Homelessness support group blast Dunnes gates

by Ian Begley

A HOMELESSNESS activist group have expressed their anger at the gates recently installed outside Dunnes Stores on Grafton Street, which they believe is to prevent homeless people from sleeping there. .
Cairdeas Homeless Action Group, along with a similar body, regularly uses the space outside the premises so they can operate soup kitchens during the evenings.
Cairdeas also offer hot food, tents, bedding and warm clothes to the homeless people across the capital throughout the year.
Lindi Cahill, Cairdeas’s founder, said that the space outside Dunnes Stores is ideal for them as it is large enough to fit in extra tables to cope with growing demand, while allowing volunteers to keep their equipment secure.
She added that following the erection of the gates, they are unable to continue their work there.
In a statement on Facebook, the group said: “These people [the homeless] are the most vulnerable in our society and already are struggling to cope on a day to day basis. If our services are removed they are left with nothing.
“Two soup kitchens operate out of there. One being ourselves and another being [a] mobile homeless run.
“We had no forewarning or courtesy call to explain what was happening, and the reasons why.”
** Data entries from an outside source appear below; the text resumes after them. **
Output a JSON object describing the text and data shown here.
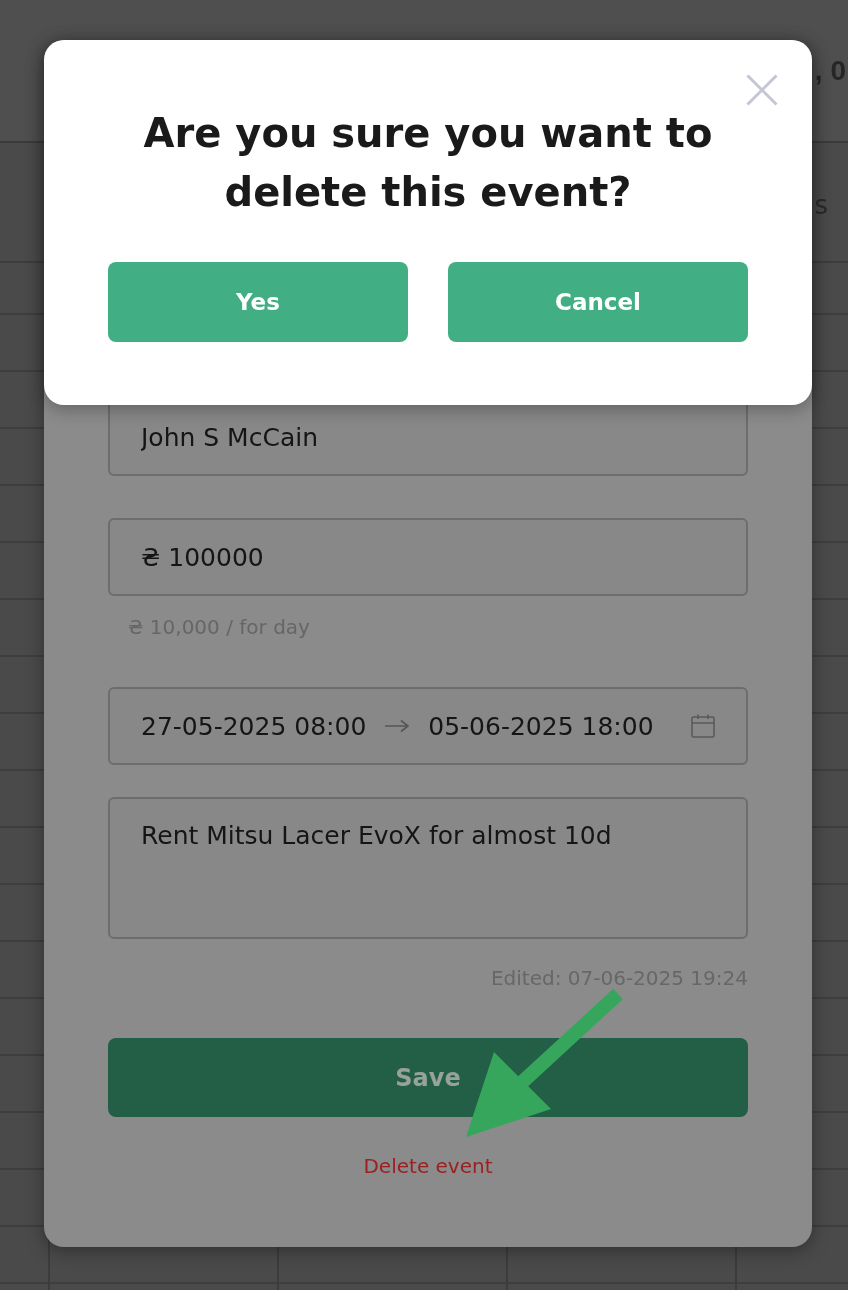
{
  "calendar": {
    "header_fragment": ", 0",
    "day_heading_fragment": "s"
  },
  "event_form": {
    "fields": [
      {
        "kind": "text",
        "value": "John S McCain"
      },
      {
        "kind": "money",
        "value": "₴ 100000",
        "helper_text": "₴ 10,000 / for day"
      },
      {
        "kind": "date_range",
        "start": "27-05-2025 08:00",
        "end": "05-06-2025 18:00"
      },
      {
        "kind": "textarea",
        "value": "Rent Mitsu Lacer EvoX for almost 10d"
      }
    ],
    "edited_note": "Edited: 07-06-2025 19:24",
    "save_button": "Save",
    "delete_link": "Delete event"
  },
  "confirm_dialog": {
    "title": "Are you sure you want to delete this event?",
    "buttons": [
      "Yes",
      "Cancel"
    ]
  }
}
In response, Cairdeas staged a protest outside the Grafton Street premises last Friday night, vowing to “stand together and show them they have a fight on their hands”.
Although the group received some positive feedback online, others stood by Dunnes Stores’s move to erect the gates outside their premises.
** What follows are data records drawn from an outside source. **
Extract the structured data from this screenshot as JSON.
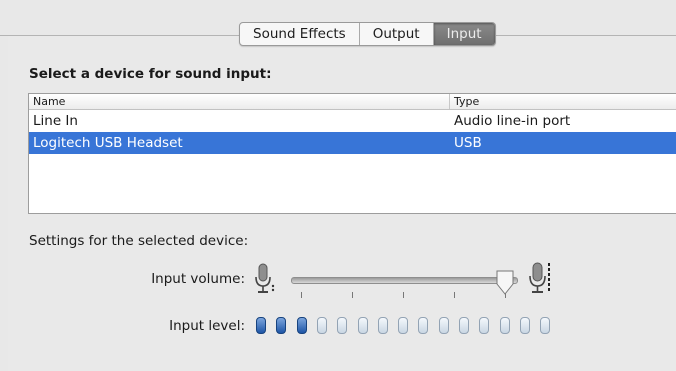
{
  "tabs": [
    {
      "label": "Sound Effects",
      "selected": false
    },
    {
      "label": "Output",
      "selected": false
    },
    {
      "label": "Input",
      "selected": true
    }
  ],
  "heading": "Select a device for sound input:",
  "table": {
    "columns": [
      "Name",
      "Type"
    ],
    "rows": [
      {
        "name": "Line In",
        "type": "Audio line-in port",
        "selected": false
      },
      {
        "name": "Logitech USB Headset",
        "type": "USB",
        "selected": true
      }
    ]
  },
  "settings_label": "Settings for the selected device:",
  "input_volume": {
    "label": "Input volume:",
    "value": 0.95
  },
  "input_level": {
    "label": "Input level:",
    "lit": 3,
    "total": 15
  },
  "colors": {
    "selection": "#3875d7",
    "led_on": "#1d55a6"
  },
  "icons": [
    "microphone-low-icon",
    "microphone-high-icon"
  ]
}
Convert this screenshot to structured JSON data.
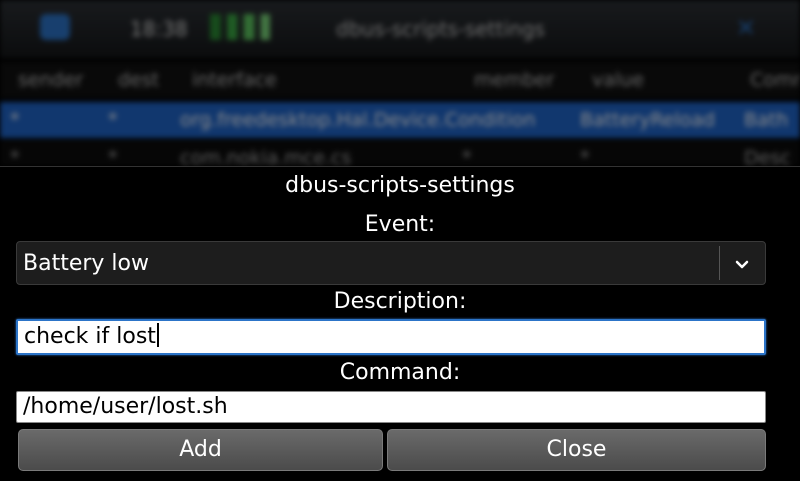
{
  "background": {
    "status_time": "18:38",
    "window_title": "dbus-scripts-settings",
    "columns": [
      "sender",
      "dest",
      "interface",
      "member",
      "value",
      "Comm"
    ],
    "row1": [
      "*",
      "*",
      "org.freedesktop.Hal.Device.Condition",
      "BatteryReload",
      "Bath"
    ],
    "row2": [
      "*",
      "*",
      "com.nokia.mce.cs",
      "*",
      "*",
      "Desc"
    ]
  },
  "dialog": {
    "title": "dbus-scripts-settings",
    "event_label": "Event:",
    "event_value": "Battery low",
    "description_label": "Description:",
    "description_value": "check if lost",
    "command_label": "Command:",
    "command_value": "/home/user/lost.sh",
    "add_label": "Add",
    "close_label": "Close"
  },
  "colors": {
    "accent": "#2c74c8",
    "dialog_bg": "#000000",
    "button": "#5a5a5a"
  }
}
On social media, one person said: “It’s a shop doorway not a shelter. It’s very unpleasant when staff have to come in and open up the shop and move people on … why is it a crime to protect your property?”
Another wrote: “People make their living from working there and homeless people sleeping in the doorway will put people off going in, which affects the business and the people working there.”
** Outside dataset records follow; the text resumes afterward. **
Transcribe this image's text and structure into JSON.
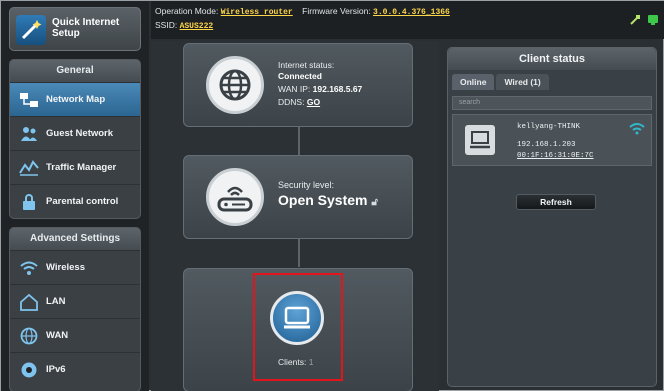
{
  "sidebar": {
    "quick_setup_label": "Quick Internet Setup",
    "general_header": "General",
    "general_items": [
      {
        "label": "Network Map",
        "icon": "network-map-icon",
        "active": true
      },
      {
        "label": "Guest Network",
        "icon": "guest-network-icon",
        "active": false
      },
      {
        "label": "Traffic Manager",
        "icon": "traffic-manager-icon",
        "active": false
      },
      {
        "label": "Parental control",
        "icon": "parental-control-icon",
        "active": false
      }
    ],
    "advanced_header": "Advanced Settings",
    "advanced_items": [
      {
        "label": "Wireless",
        "icon": "wireless-icon"
      },
      {
        "label": "LAN",
        "icon": "lan-icon"
      },
      {
        "label": "WAN",
        "icon": "wan-icon"
      },
      {
        "label": "IPv6",
        "icon": "ipv6-icon"
      }
    ]
  },
  "topbar": {
    "operation_mode_label": "Operation Mode:",
    "operation_mode_value": "Wireless router",
    "firmware_label": "Firmware Version:",
    "firmware_value": "3.0.0.4.376_1366",
    "ssid_label": "SSID:",
    "ssid_value": "ASUS222"
  },
  "map": {
    "internet": {
      "status_label": "Internet status:",
      "status_value": "Connected",
      "wan_ip_label": "WAN IP:",
      "wan_ip_value": "192.168.5.67",
      "ddns_label": "DDNS:",
      "ddns_value": "GO"
    },
    "security": {
      "level_label": "Security level:",
      "level_value": "Open System"
    },
    "clients": {
      "label": "Clients:",
      "count": "1"
    }
  },
  "client_status": {
    "title": "Client status",
    "tabs": [
      {
        "label": "Online",
        "active": true
      },
      {
        "label": "Wired (1)",
        "active": false
      }
    ],
    "search_placeholder": "search",
    "clients": [
      {
        "name": "kellyang-THINK",
        "ip": "192.168.1.203",
        "mac": "00:1F:16:31:0E:7C"
      }
    ],
    "refresh_label": "Refresh"
  },
  "colors": {
    "accent": "#2c6591",
    "highlight": "#e3151a",
    "value_yellow": "#ffd54a"
  }
}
The Gazette contacted Dunnes Stores about the addition of the gates, and their possible impact on soup kitchen services operating from outside the premises.
The company had no comment to make by the time of going to print.

Related Articles